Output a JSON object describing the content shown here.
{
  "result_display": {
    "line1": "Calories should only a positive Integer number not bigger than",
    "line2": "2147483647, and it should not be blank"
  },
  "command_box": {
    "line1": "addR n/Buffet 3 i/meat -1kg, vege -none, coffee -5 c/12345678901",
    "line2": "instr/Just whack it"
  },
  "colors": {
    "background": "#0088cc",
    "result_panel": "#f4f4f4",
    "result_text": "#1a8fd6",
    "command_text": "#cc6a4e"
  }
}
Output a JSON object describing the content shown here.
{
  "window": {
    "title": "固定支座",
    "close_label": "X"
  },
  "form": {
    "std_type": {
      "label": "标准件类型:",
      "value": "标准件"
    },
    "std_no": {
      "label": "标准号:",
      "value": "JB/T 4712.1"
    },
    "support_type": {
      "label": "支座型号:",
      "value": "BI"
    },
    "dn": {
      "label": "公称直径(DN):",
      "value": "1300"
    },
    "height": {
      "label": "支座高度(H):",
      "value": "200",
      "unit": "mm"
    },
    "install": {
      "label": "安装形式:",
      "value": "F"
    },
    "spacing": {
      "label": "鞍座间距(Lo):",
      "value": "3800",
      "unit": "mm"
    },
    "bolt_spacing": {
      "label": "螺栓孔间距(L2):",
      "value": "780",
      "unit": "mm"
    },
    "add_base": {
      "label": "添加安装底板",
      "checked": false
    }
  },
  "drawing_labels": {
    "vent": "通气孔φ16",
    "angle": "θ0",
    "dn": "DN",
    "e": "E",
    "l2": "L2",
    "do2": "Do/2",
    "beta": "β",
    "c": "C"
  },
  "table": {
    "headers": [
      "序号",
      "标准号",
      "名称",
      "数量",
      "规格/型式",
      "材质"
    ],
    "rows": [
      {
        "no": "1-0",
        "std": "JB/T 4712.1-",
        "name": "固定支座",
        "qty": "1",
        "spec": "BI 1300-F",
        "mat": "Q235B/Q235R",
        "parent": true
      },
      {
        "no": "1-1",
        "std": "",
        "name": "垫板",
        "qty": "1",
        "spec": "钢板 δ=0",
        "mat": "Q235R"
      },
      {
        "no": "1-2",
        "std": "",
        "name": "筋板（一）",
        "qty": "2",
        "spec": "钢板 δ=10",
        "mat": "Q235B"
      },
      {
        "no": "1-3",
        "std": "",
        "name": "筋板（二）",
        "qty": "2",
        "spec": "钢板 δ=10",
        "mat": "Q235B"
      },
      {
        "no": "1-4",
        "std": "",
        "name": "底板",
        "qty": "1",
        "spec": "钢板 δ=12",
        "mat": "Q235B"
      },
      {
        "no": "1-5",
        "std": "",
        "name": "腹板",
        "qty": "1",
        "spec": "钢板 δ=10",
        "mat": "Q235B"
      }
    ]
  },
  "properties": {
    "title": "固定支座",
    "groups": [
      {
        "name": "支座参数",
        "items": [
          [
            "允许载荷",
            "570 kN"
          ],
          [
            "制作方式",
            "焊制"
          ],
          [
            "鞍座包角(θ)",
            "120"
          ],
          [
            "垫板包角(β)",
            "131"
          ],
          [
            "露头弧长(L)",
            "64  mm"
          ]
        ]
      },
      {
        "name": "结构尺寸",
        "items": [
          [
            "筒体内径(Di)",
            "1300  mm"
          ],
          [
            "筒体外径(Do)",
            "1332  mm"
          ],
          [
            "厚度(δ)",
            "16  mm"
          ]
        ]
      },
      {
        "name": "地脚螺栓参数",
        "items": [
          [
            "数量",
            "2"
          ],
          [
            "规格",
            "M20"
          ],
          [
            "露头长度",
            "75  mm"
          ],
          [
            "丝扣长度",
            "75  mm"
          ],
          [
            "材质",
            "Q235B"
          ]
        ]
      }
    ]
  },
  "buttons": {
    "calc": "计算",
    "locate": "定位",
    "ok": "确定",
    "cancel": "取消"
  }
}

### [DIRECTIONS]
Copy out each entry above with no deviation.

### [REPLY TO THE EXERCISE]
Output a JSON object describing the content shown here.
{
  "result_display": {
    "line1": "Calories should only a positive Integer number not bigger than",
    "line2": "2147483647, and it should not be blank"
  },
  "command_box": {
    "line1": "addR n/Buffet 3 i/meat -1kg, vege -none, coffee -5 c/12345678901",
    "line2": "instr/Just whack it"
  },
  "colors": {
    "background": "#0088cc",
    "result_panel": "#f4f4f4",
    "result_text": "#1a8fd6",
    "command_text": "#cc6a4e"
  }
}
Output a JSON object describing the content shown here.
{
  "window": {
    "title": "固定支座",
    "close_label": "X"
  },
  "form": {
    "std_type": {
      "label": "标准件类型:",
      "value": "标准件"
    },
    "std_no": {
      "label": "标准号:",
      "value": "JB/T 4712.1"
    },
    "support_type": {
      "label": "支座型号:",
      "value": "BI"
    },
    "dn": {
      "label": "公称直径(DN):",
      "value": "1300"
    },
    "height": {
      "label": "支座高度(H):",
      "value": "200",
      "unit": "mm"
    },
    "install": {
      "label": "安装形式:",
      "value": "F"
    },
    "spacing": {
      "label": "鞍座间距(Lo):",
      "value": "3800",
      "unit": "mm"
    },
    "bolt_spacing": {
      "label": "螺栓孔间距(L2):",
      "value": "780",
      "unit": "mm"
    },
    "add_base": {
      "label": "添加安装底板",
      "checked": false
    }
  },
  "drawing_labels": {
    "vent": "通气孔φ16",
    "angle": "θ0",
    "dn": "DN",
    "e": "E",
    "l2": "L2",
    "do2": "Do/2",
    "beta": "β",
    "c": "C"
  },
  "table": {
    "headers": [
      "序号",
      "标准号",
      "名称",
      "数量",
      "规格/型式",
      "材质"
    ],
    "rows": [
      {
        "no": "1-0",
        "std": "JB/T 4712.1-",
        "name": "固定支座",
        "qty": "1",
        "spec": "BI 1300-F",
        "mat": "Q235B/Q235R",
        "parent": true
      },
      {
        "no": "1-1",
        "std": "",
        "name": "垫板",
        "qty": "1",
        "spec": "钢板 δ=0",
        "mat": "Q235R"
      },
      {
        "no": "1-2",
        "std": "",
        "name": "筋板（一）",
        "qty": "2",
        "spec": "钢板 δ=10",
        "mat": "Q235B"
      },
      {
        "no": "1-3",
        "std": "",
        "name": "筋板（二）",
        "qty": "2",
        "spec": "钢板 δ=10",
        "mat": "Q235B"
      },
      {
        "no": "1-4",
        "std": "",
        "name": "底板",
        "qty": "1",
        "spec": "钢板 δ=12",
        "mat": "Q235B"
      },
      {
        "no": "1-5",
        "std": "",
        "name": "腹板",
        "qty": "1",
        "spec": "钢板 δ=10",
        "mat": "Q235B"
      }
    ]
  },
  "properties": {
    "title": "固定支座",
    "groups": [
      {
        "name": "支座参数",
        "items": [
          [
            "允许载荷",
            "570 kN"
          ],
          [
            "制作方式",
            "焊制"
          ],
          [
            "鞍座包角(θ)",
            "120"
          ],
          [
            "垫板包角(β)",
            "131"
          ],
          [
            "露头弧长(L)",
            "64  mm"
          ]
        ]
      },
      {
        "name": "结构尺寸",
        "items": [
          [
            "筒体内径(Di)",
            "1300  mm"
          ],
          [
            "筒体外径(Do)",
            "1332  mm"
          ],
          [
            "厚度(δ)",
            "16  mm"
          ]
        ]
      },
      {
        "name": "地脚螺栓参数",
        "items": [
          [
            "数量",
            "2"
          ],
          [
            "规格",
            "M20"
          ],
          [
            "露头长度",
            "75  mm"
          ],
          [
            "丝扣长度",
            "75  mm"
          ],
          [
            "材质",
            "Q235B"
          ]
        ]
      }
    ]
  },
  "buttons": {
    "calc": "计算",
    "locate": "定位",
    "ok": "确定",
    "cancel": "取消"
  }
}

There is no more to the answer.